(App and web page records)
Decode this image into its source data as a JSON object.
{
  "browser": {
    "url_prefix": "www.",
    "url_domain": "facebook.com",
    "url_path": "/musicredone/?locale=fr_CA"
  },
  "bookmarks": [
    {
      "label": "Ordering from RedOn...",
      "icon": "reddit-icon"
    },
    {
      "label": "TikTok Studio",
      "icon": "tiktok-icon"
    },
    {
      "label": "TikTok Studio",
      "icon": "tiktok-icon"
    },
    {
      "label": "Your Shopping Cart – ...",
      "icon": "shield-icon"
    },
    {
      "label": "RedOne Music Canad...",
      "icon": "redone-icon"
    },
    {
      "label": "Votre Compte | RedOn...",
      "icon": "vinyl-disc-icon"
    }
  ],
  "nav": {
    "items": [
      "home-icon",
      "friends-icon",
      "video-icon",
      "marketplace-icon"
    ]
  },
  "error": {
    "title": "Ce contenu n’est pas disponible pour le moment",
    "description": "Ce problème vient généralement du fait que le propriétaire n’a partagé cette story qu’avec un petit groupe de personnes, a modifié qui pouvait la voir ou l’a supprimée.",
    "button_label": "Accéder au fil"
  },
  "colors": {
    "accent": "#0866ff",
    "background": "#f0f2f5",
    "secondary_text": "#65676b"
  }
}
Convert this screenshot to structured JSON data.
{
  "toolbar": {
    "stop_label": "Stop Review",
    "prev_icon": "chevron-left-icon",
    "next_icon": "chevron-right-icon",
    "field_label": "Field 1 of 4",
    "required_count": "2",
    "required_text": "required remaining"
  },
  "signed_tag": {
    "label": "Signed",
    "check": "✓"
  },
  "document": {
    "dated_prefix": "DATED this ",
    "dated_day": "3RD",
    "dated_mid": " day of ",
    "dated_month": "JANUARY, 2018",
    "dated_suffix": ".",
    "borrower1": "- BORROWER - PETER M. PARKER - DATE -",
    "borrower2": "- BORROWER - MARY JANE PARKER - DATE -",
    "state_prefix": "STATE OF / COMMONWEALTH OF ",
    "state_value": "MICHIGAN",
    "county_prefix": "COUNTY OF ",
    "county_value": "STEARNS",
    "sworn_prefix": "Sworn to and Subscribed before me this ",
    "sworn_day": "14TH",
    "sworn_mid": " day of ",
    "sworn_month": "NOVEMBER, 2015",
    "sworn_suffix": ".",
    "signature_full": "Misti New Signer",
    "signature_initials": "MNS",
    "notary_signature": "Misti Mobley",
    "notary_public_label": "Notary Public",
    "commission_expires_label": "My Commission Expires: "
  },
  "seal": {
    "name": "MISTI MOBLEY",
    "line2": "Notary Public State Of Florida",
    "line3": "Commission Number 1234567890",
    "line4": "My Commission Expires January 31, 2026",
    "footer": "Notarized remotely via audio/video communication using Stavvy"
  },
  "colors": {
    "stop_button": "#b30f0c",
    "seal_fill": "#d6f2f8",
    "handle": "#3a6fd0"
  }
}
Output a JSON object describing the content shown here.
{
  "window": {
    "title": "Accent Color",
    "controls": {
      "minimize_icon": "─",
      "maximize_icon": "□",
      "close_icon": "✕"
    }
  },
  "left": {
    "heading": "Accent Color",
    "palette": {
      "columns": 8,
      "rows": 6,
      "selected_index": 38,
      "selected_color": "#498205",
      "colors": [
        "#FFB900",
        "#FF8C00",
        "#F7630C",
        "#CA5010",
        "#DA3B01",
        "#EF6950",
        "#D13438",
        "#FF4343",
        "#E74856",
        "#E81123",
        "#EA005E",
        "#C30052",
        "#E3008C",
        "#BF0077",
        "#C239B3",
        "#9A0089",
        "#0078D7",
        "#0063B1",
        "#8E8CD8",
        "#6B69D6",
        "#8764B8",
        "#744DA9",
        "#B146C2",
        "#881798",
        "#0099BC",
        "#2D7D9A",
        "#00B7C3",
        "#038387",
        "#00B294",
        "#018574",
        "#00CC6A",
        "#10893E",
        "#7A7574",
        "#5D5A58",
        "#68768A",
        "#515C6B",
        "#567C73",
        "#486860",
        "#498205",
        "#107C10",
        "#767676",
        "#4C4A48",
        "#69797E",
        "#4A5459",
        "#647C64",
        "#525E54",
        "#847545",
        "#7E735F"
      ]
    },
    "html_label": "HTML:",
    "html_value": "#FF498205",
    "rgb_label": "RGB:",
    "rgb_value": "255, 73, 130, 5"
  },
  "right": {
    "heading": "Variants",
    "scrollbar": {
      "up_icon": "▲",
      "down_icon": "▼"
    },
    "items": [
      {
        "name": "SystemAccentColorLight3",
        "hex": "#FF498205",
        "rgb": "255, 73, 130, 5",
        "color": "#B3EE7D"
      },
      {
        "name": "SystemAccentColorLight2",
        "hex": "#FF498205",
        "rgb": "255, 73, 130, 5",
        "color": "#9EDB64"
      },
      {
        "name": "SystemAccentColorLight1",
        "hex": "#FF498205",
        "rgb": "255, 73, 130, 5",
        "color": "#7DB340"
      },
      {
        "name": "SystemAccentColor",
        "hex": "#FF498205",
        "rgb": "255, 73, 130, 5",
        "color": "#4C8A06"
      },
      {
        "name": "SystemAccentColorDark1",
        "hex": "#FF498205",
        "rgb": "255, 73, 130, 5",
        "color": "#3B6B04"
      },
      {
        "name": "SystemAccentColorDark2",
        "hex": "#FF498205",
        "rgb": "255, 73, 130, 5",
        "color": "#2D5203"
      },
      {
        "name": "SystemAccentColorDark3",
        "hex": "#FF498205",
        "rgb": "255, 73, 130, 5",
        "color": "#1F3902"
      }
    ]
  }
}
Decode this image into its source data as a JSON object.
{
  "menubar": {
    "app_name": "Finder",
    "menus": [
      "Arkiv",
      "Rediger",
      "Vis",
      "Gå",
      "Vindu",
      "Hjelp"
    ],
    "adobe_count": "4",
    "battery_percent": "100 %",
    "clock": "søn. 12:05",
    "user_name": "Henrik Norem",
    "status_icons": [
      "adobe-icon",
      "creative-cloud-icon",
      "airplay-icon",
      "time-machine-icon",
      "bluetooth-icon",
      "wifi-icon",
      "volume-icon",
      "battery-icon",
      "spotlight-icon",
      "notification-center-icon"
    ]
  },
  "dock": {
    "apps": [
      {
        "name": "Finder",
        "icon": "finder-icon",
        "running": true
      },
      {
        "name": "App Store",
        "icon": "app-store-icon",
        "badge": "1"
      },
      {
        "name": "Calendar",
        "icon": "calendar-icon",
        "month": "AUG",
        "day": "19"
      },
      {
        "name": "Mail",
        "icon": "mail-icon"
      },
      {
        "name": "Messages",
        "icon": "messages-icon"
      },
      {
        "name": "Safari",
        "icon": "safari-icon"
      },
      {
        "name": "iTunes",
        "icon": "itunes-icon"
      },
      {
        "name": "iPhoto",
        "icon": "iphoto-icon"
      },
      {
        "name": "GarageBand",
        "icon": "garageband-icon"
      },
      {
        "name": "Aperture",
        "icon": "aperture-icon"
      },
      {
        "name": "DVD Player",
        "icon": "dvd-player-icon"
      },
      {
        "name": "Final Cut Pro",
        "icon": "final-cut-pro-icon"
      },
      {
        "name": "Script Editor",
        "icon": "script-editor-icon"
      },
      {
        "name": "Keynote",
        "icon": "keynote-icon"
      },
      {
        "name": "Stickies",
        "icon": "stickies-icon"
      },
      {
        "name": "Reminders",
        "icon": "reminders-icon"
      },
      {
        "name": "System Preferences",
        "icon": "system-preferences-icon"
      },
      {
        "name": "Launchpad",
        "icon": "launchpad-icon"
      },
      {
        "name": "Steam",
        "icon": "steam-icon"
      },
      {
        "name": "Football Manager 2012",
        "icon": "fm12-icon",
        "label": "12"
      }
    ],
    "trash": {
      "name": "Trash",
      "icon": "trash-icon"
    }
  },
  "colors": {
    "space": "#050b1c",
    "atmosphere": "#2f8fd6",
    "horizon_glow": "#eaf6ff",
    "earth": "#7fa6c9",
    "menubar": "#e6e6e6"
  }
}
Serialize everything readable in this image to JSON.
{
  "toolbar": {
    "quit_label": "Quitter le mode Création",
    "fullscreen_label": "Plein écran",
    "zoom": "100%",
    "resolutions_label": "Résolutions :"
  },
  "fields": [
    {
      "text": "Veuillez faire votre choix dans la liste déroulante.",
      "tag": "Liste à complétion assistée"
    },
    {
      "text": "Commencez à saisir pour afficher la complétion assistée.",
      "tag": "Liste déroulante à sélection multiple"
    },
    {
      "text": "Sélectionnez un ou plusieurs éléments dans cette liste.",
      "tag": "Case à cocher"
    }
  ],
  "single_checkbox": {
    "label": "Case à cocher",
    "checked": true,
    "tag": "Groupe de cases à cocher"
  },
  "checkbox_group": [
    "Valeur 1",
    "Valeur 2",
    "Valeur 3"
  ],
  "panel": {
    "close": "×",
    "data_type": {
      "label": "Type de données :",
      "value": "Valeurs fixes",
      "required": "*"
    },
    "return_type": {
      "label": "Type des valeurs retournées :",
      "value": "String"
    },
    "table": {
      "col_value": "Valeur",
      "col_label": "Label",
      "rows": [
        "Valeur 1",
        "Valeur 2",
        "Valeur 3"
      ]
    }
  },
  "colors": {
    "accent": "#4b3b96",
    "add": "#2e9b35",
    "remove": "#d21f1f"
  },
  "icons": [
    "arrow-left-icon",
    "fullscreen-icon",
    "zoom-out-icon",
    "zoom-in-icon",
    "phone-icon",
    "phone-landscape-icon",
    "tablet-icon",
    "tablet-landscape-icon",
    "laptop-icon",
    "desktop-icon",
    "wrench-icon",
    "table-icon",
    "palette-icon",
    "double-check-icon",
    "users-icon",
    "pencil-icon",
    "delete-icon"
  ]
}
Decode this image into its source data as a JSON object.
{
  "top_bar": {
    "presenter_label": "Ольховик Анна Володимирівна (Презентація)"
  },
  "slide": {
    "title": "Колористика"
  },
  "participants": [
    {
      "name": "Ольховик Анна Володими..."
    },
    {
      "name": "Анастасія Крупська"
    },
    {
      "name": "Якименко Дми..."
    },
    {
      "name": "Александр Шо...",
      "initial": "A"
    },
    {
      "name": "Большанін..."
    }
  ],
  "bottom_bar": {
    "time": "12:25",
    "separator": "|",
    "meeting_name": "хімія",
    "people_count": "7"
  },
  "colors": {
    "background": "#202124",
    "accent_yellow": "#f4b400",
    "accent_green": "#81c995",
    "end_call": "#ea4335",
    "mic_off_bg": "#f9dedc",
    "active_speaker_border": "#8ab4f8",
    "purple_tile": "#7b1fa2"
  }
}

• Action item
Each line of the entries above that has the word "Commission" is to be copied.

• Answer to the problem
    "commission_expires_label": "My Commission Expires: "
    "line3": "Commission Number 1234567890",
    "line4": "My Commission Expires January 31, 2026",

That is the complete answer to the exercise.